(CARIBBEAN360) – QUITO, Ecuador, Thursday October 22, 2015 – Crime and violence are taking a big development toll on Latin America and the Caribbean, and key knowledge gaps undermine the ability to formulate effective public policies, according to several new reports released today by the Inter-American development Bank (IDB).
The reports were unveiled during the ongoing 7th Regional Policy Dialogue and Intensive Training Clinic. Jointly organized with the government of Ecuador, the event brings together world experts and officials.
The IDB released a report on the social costs of crime and violence, a new roadmap for future IDB research and a new database of citizen security programmes in the region.
“Crime devalues the human, physical and social capital of society and affects the poor disproportionately,” said Nathalie Alvarado, Citizen Security Principal Specialist at the IDB. “It is essential that we understand why our region has so much violence, and then identify what can be done that is most effective and in keeping with our reality.”

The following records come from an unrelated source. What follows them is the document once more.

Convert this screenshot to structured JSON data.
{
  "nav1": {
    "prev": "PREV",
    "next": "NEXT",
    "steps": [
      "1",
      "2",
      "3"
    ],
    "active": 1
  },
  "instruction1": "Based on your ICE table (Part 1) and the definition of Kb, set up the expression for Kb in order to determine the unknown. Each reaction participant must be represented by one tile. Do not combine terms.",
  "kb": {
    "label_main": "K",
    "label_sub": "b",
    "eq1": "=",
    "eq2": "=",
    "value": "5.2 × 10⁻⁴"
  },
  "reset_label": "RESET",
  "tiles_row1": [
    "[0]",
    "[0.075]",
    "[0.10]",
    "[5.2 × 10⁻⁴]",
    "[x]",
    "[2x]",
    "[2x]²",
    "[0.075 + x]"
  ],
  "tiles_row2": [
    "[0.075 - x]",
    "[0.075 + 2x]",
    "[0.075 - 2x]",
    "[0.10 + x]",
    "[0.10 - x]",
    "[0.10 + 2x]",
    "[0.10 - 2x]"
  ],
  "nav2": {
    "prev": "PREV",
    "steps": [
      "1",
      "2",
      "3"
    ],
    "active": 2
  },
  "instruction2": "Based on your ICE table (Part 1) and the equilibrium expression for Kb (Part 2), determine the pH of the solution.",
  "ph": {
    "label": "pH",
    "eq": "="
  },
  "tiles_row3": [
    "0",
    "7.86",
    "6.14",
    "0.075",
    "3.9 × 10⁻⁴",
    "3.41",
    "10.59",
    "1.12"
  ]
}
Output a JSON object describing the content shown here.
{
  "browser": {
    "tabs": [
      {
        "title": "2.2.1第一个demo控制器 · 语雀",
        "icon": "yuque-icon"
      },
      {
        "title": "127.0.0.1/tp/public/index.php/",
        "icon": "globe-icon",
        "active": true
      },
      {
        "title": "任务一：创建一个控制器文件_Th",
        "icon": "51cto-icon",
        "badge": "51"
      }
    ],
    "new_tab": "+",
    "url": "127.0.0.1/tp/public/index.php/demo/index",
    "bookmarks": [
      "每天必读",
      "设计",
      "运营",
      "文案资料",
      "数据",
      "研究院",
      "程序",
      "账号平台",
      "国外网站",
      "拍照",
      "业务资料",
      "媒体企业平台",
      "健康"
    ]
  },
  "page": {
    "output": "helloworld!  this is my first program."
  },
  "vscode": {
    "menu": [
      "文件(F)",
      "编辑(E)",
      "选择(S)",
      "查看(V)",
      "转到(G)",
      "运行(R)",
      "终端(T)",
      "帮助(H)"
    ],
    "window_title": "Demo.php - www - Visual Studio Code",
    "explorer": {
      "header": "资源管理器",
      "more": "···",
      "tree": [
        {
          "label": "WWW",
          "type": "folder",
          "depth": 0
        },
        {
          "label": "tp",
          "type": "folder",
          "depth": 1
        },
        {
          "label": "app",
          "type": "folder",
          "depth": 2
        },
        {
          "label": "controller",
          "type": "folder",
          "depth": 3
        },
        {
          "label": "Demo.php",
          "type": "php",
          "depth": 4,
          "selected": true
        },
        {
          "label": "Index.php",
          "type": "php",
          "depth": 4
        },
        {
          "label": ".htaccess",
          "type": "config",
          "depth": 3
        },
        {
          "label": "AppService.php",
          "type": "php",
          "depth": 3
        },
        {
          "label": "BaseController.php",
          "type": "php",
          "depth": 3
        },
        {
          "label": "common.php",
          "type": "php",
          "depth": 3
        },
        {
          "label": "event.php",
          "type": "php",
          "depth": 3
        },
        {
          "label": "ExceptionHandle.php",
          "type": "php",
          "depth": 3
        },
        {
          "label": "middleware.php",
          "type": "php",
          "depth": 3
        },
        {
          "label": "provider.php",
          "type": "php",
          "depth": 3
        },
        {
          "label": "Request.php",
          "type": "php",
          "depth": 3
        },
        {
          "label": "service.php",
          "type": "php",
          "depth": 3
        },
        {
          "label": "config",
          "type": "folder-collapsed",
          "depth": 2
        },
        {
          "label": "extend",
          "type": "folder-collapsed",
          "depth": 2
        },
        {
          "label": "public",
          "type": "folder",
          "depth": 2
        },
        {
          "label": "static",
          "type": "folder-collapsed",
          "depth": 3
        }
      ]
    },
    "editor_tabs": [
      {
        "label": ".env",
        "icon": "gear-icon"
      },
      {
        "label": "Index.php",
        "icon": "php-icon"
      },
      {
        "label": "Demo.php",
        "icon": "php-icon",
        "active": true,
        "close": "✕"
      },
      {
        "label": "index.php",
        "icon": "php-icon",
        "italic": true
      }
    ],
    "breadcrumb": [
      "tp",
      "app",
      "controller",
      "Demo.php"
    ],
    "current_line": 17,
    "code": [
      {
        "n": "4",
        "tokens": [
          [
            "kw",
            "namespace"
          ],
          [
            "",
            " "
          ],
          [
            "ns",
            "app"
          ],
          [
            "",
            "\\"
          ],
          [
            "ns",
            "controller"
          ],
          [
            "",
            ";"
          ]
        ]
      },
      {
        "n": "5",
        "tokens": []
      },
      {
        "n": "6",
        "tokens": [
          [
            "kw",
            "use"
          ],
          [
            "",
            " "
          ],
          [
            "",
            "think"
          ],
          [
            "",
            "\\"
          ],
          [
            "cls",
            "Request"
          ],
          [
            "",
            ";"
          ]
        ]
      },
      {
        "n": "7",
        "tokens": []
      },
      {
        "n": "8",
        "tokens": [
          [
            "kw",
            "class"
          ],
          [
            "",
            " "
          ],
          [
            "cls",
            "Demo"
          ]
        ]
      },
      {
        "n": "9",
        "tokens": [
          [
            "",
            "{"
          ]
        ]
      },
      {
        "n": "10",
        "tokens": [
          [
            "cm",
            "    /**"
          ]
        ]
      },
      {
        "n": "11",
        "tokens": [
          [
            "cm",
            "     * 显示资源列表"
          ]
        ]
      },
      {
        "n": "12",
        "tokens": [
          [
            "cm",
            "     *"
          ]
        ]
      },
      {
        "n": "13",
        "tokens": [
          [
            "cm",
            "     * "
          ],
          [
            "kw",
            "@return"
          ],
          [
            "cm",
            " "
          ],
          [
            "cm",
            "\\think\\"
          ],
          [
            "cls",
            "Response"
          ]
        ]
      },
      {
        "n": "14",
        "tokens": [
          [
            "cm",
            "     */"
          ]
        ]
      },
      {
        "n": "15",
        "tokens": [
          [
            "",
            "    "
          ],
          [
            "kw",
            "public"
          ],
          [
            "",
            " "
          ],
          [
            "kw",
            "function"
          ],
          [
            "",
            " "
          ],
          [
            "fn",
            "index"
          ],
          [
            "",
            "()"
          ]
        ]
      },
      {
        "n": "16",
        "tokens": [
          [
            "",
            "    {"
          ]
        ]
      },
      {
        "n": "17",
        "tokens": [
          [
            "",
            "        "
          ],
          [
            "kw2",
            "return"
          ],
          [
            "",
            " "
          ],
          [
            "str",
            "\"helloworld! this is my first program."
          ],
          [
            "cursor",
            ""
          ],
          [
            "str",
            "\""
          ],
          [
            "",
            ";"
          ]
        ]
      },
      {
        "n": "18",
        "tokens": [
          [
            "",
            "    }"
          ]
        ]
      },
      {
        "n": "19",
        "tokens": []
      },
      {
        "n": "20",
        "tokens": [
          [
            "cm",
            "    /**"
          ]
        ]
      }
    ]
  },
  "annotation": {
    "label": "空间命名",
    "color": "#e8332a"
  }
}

Latin America and the Caribbean are exceptionally violent when compared to other regions. The grouping accounts for nine per cent of the world’s population, but registers one-third of all homicides. Even after adjusting for income, inequality and poverty levels, the region has exceptionally high levels of violence, especially homicides and robberies.
The study on the costs of crime is the first systematic effort to put together rigorous research about the issue in the region. Using cutting-edge edge research methodology, it looks at direct costs such as spending on public and private security – as well as outlays in justice systems and the social costs of homicides. It also examines indirect costs such as the suffering of victims and changes in routines forced by the fear of being victimized.
The new database of citizen security programs, created together with the Igarapé Institute, tracks 1,350 citizen security programs at the sub-national level over the past decade. A sampling of 10 percent of the programs showed that only seven per cent were rigorously evaluated, and 57 per cent had no evaluation at all.
The IDB is launching several efforts, together with countries in the region, to improve the quality of the statistics through the prompt publication of a new database with indicators on crime and violence.
“While research on crime has advanced in other regions of the world, Latin America and the Caribbean are characterized by their lack of reliable data, which hampers academic research and the formulation of effective policies,” said Laura Jaitman, an IDB specialist on citizen security and editor of the report on crime costs.
“The available evidence comes largely from the developed world, and generally cannot be applied to the region because of the different contexts.”
In addition, the IDB laid out a road map of its future research agenda, which will focus on: generating data and methodologies to measure the costs of crime; social prevention of crime, with emphasis on vulnerable youths and women; urban crimes, and the most effective use of public spaces to prevent violence; the use of community policing and new technologies to improve police work; criminal justice systems, with a focus on evaluating rehabilitation and reinsertion programs.